Berkshire Hathaway Inc.’s $3 billion of financing for Burger King Worldwide Inc.’s planned takeover of Tim Hortons Inc. gives billionaire Warren Buffett the option to buy a 1.75 percent stake in the combined company.
Buffett’s company received the warrant to buy common shares and agreed to purchase 30,000 preferred shares as part of the deal, Miami-based Burger King said yesterday in a regulatory filing. The perpetual preferred securities pay a 9 percent coupon. Burger King didn’t specify how many common shares Berkshire has the right to purchase.
Buffett, Berkshire’s chairman and chief executive officer, has positioned his company as a source of financing for deals and patient capital during times of crisis. During 2008, he helped Mars Inc. and Dow Chemical Co. with takeovers and injected a total of $8 billion into General Electric Co. and Goldman Sachs Group Inc.
“Berkshire’s participation on this deal demonstrates its ability to use its strong balance sheet and massive cash generation to capture very attractive returns, even without the backdrop of a financial crisis,” Meyer Shields, an analyst at Keefe, Bruyette & Woods, wrote of the Burger King-Tim Horton’s transaction in an Aug. 26 research note.
The latest investment helps Buffett, 84, deploy some of Omaha, Nebraska-based Berkshire’s cash pile, which grew to a record $55.5 billion at the end of June. It also deepens his company’s relationship with Jorge Paulo Lemann’s 3G Capital, which controls Burger King. Buffett teamed up with Lemann’s firm last year to take HJ Heinz Co. private.
Burger King said Aug. 26 that it would acquire the Oakville, Ontario-based Tim Hortons for about C$12.5 billion ($11.4 billion) in a deal that creates the third-largest fast-food company and moves its headquarters to Canada.
Burger King agreed to pay a termination fee of C$500 million if the deal isn’t completed because of circumstances such as regulatory approval, yesterday’s filing shows.
Buffett was able to charge higher rates in the financial crisis after alternative sources of funding dried up. He got 10 percent a year on a $5 billion preferred stake in Goldman Sachs and a $3 billion bet on GE. Both companies redeemed the investments at a premium. Berkshire later swapped warrants it got in those deals for common stock in the companies.
In the Heinz deal, Buffett spent more than $4 billion for common equity and took an $8 billion preferred stake paying 9 percent interest.
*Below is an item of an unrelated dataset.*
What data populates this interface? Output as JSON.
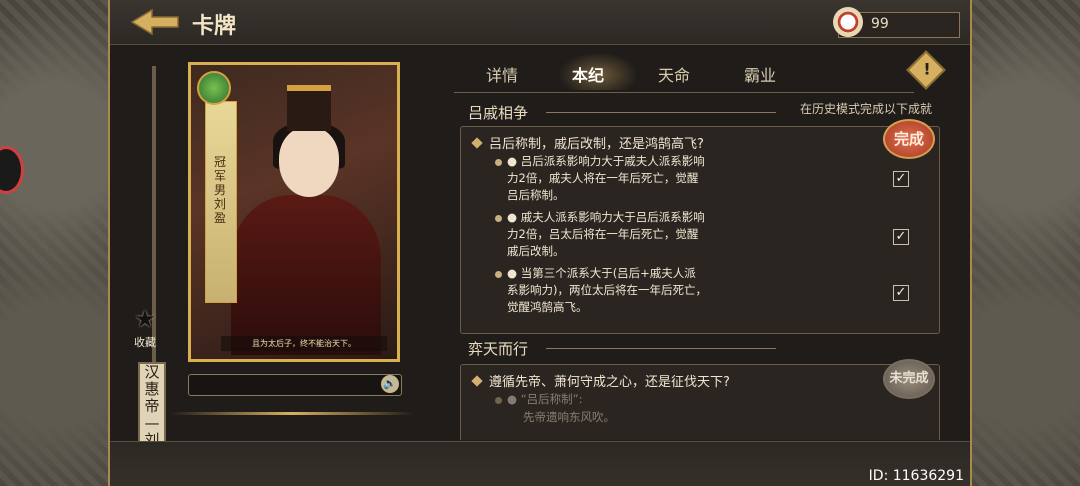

That transaction also gave Buffett warrants that allow him to increase Berkshire’s stake in the Pittsburgh-based ketchup maker.
Buffett injected capital and confidence into Bank of America Corp. with a $5 billion investment announced in August 2011. The bank’s stock plunged 58 percent that year amid concerns that mortgage demands would force it to issue new shares.
As part of that investment, Berkshire received preferred stock paying 6 percent interest and warrants to buy 700 million Bank of America shares at $7.14 apiece. Buffett’s paper profit on those contracts exceeds $6 billion.